Exercise goal
Every line in the listing that holds "Quantum" counts once; state the total and nothing more.

Task input
=====

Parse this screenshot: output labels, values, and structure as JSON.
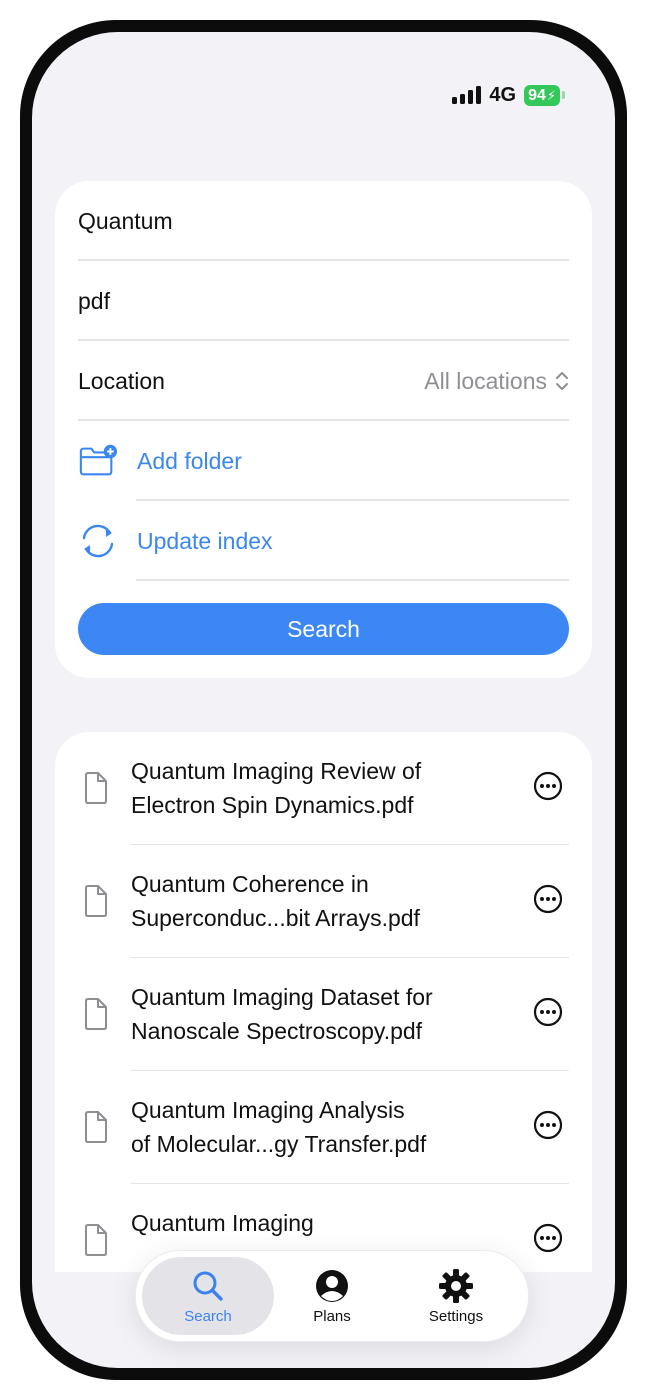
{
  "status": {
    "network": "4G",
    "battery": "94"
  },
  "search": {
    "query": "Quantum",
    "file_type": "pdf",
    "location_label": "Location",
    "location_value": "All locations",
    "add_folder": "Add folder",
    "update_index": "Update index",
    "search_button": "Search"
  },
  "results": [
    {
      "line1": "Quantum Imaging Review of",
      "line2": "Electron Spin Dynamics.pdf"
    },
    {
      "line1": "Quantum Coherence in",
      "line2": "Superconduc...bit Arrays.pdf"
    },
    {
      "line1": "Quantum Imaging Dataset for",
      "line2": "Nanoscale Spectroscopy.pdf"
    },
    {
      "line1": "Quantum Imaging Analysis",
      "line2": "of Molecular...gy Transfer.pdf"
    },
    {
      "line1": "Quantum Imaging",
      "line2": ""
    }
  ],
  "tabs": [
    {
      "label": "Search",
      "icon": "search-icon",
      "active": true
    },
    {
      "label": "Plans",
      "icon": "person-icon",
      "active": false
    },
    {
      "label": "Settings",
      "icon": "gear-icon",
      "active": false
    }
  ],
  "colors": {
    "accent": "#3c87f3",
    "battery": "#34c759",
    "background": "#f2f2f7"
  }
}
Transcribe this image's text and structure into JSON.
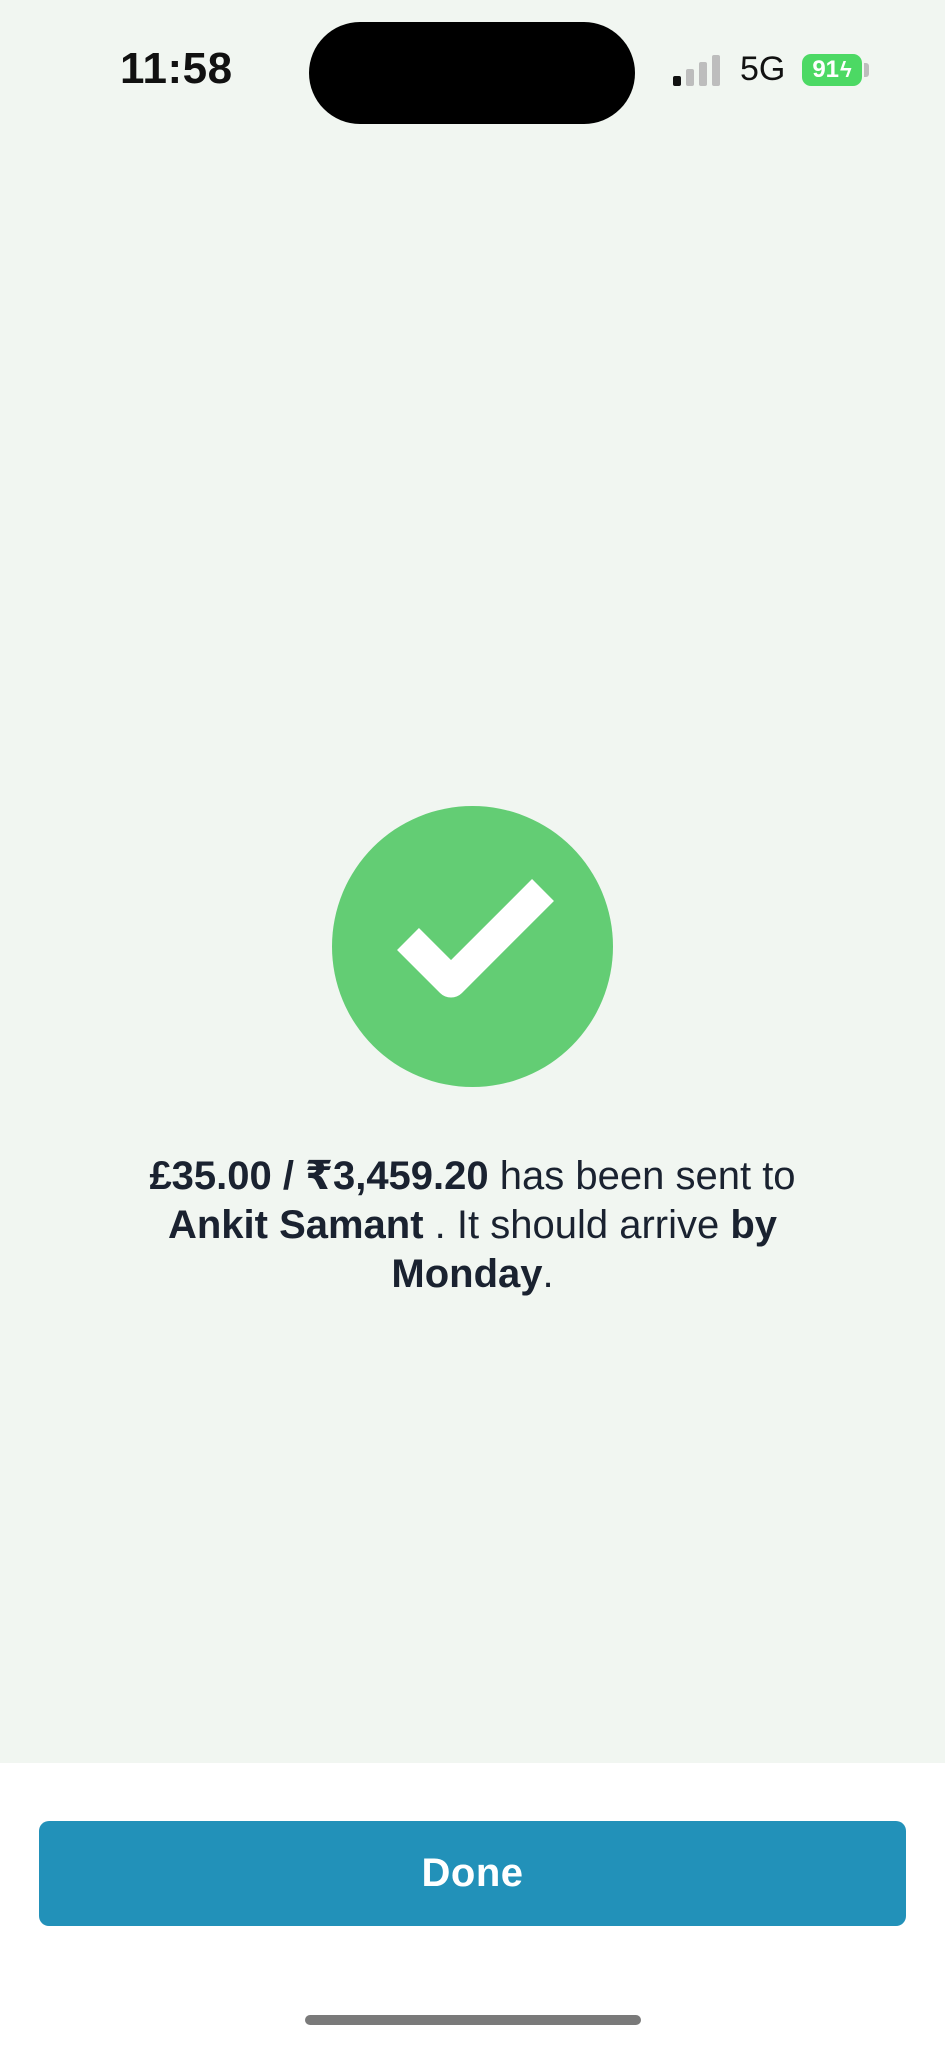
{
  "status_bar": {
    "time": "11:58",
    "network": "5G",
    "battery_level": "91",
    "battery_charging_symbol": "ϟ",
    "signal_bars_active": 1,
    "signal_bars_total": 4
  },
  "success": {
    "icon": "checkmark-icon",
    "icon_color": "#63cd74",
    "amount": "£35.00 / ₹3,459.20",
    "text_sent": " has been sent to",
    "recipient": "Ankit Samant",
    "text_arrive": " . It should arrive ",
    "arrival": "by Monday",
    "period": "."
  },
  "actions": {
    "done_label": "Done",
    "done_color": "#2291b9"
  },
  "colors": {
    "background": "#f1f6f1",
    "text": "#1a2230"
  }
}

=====

Your solution
6